The college class of 2020 entered one of the most hostile labor markets in recent history. During the first year of the Covid pandemic, employment decreased across the country. By many measures, college graduates fared best during this period, but as time passes, research is capturing just how difficult conditions are for young workers.
The National Association of Colleges and Employers (NACE) recently analyzed the outcomes for 563,000 bachelor's graduates across 337 colleges and universities and found that only 50.2% of the class of 2020 had full-time jobs with a traditional employer (meaning they are not working as a freelancer or entrepreneur) within six months of graduation. In comparison, 55.3% of the class of 2019 graduates were employed within the same time frame.
Students who attended colleges with fewer than 2,000 students tended to do better after graduation. Closer to 62% of these students had full-time positions after six months.
"The Covid-19 pandemic had a significant effect on the job market for the Class of 2020, and our report illustrates that," says Shawn VanDerziel, executive director of NACE. "In terms of employment within six months of graduation, 2020 graduates had the worst outcomes since we began tracking with the class of 2014."
According to an analysis of Bureau of Labor Statistics data from January 2020 to October 2020 by Pew Research Center, 2020 college graduates saw a bigger decrease in labor force participation than those who graduated during the Great Recession.
Pew estimates that among all Americans ages 16 and older, the employment rate declined from 61% in October 2019 to 58% in October 2020.
And according to an analysis of U.S. Census, Bureau of Labor Statistics and National Center for Education Statistics data for the years 1980 to 2019 by Georgetown University researchers, college costs have increased by 169% over the past four decades — while earnings for workers between the ages of 22 and 27 have increased by just 19%.
To make matters worse, college graduates today also owe more in student debt. Adjusted for inflation, 2008 college graduates owed $24,012 in student loans, on average. In 2020, that total was closer to $36,665.
Beyond a difficult labor market, the NACE report also mentions that graduate school attendance may be another reason the class of 2020's employment rate dipped.
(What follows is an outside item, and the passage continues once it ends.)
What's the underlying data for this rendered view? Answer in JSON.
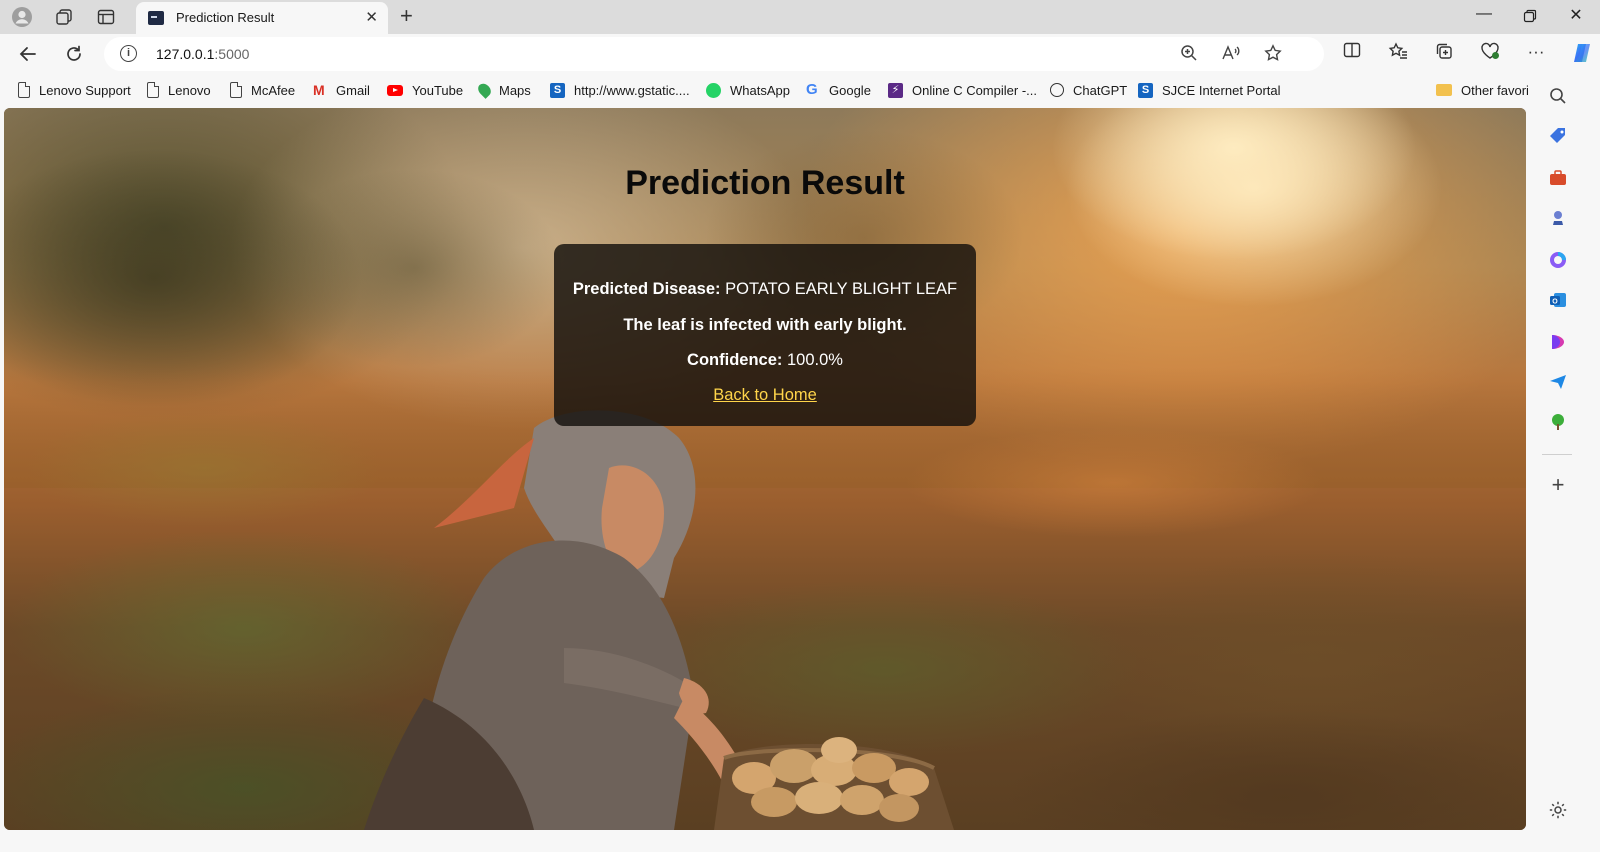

Just over 21% of 2020 grads pursued continuing education after receiving their bachelor's degree, an increase from 18.6% in 2019.
The report also notes that for college graduates who did manage to secure full-time traditional employment, wages increased.
"The average starting salary for the class of 2020 was $56,576 — 3.8% greater than in 2019. In addition, the median salary rose to $54,686 — 3.7% greater than in 2019," reads the report. "A key driver for the increase in the average starting salary was the lack of lower-paying jobs that many new graduates typically secure as their first assignment following graduation. As was the case with the increases for the class of 2019, the salary increases for 2020 exceeded inflation. The real increase in starting salaries, controlling for inflation, was 2.5%."
"Many of the retail, hospitality and other service-focused jobs simply weren't there, and these tend to be lower-paying," explains VanDerziel. "As a result, most of the salaries that were reported were the higher-paying jobs, which skewed the average."